Website and app data records
BEGIN

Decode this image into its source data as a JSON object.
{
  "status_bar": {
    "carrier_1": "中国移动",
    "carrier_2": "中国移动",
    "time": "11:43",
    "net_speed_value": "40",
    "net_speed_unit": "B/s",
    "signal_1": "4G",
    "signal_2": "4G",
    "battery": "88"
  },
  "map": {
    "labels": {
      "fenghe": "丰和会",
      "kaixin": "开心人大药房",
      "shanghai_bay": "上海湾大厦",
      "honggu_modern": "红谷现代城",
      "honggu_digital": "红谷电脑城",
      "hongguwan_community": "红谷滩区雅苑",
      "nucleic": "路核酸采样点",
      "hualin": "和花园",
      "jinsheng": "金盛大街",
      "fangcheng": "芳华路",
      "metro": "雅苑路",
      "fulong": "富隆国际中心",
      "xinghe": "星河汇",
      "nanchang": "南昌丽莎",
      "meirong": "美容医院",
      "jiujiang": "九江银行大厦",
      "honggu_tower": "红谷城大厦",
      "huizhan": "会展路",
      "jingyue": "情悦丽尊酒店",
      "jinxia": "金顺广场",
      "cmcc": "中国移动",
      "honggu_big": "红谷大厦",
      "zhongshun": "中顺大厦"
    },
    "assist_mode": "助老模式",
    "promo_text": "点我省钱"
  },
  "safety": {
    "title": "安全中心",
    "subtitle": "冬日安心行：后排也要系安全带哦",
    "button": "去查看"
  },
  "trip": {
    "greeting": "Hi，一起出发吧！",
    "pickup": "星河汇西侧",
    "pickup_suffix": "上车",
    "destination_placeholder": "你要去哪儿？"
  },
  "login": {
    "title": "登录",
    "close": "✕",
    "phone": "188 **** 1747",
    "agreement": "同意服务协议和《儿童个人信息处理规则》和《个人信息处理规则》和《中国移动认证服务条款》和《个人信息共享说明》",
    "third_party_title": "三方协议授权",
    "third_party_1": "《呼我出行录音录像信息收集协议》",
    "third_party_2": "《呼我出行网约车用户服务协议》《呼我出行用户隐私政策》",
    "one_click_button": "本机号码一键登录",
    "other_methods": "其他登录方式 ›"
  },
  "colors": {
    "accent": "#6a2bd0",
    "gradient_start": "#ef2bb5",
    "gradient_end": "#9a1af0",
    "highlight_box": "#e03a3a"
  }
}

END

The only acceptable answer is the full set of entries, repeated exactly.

_Solution for this task_:
Decode this image into its source data as a JSON object.
{
  "status_bar": {
    "carrier_1": "中国移动",
    "carrier_2": "中国移动",
    "time": "11:43",
    "net_speed_value": "40",
    "net_speed_unit": "B/s",
    "signal_1": "4G",
    "signal_2": "4G",
    "battery": "88"
  },
  "map": {
    "labels": {
      "fenghe": "丰和会",
      "kaixin": "开心人大药房",
      "shanghai_bay": "上海湾大厦",
      "honggu_modern": "红谷现代城",
      "honggu_digital": "红谷电脑城",
      "hongguwan_community": "红谷滩区雅苑",
      "nucleic": "路核酸采样点",
      "hualin": "和花园",
      "jinsheng": "金盛大街",
      "fangcheng": "芳华路",
      "metro": "雅苑路",
      "fulong": "富隆国际中心",
      "xinghe": "星河汇",
      "nanchang": "南昌丽莎",
      "meirong": "美容医院",
      "jiujiang": "九江银行大厦",
      "honggu_tower": "红谷城大厦",
      "huizhan": "会展路",
      "jingyue": "情悦丽尊酒店",
      "jinxia": "金顺广场",
      "cmcc": "中国移动",
      "honggu_big": "红谷大厦",
      "zhongshun": "中顺大厦"
    },
    "assist_mode": "助老模式",
    "promo_text": "点我省钱"
  },
  "safety": {
    "title": "安全中心",
    "subtitle": "冬日安心行：后排也要系安全带哦",
    "button": "去查看"
  },
  "trip": {
    "greeting": "Hi，一起出发吧！",
    "pickup": "星河汇西侧",
    "pickup_suffix": "上车",
    "destination_placeholder": "你要去哪儿？"
  },
  "login": {
    "title": "登录",
    "close": "✕",
    "phone": "188 **** 1747",
    "agreement": "同意服务协议和《儿童个人信息处理规则》和《个人信息处理规则》和《中国移动认证服务条款》和《个人信息共享说明》",
    "third_party_title": "三方协议授权",
    "third_party_1": "《呼我出行录音录像信息收集协议》",
    "third_party_2": "《呼我出行网约车用户服务协议》《呼我出行用户隐私政策》",
    "one_click_button": "本机号码一键登录",
    "other_methods": "其他登录方式 ›"
  },
  "colors": {
    "accent": "#6a2bd0",
    "gradient_start": "#ef2bb5",
    "gradient_end": "#9a1af0",
    "highlight_box": "#e03a3a"
  }
}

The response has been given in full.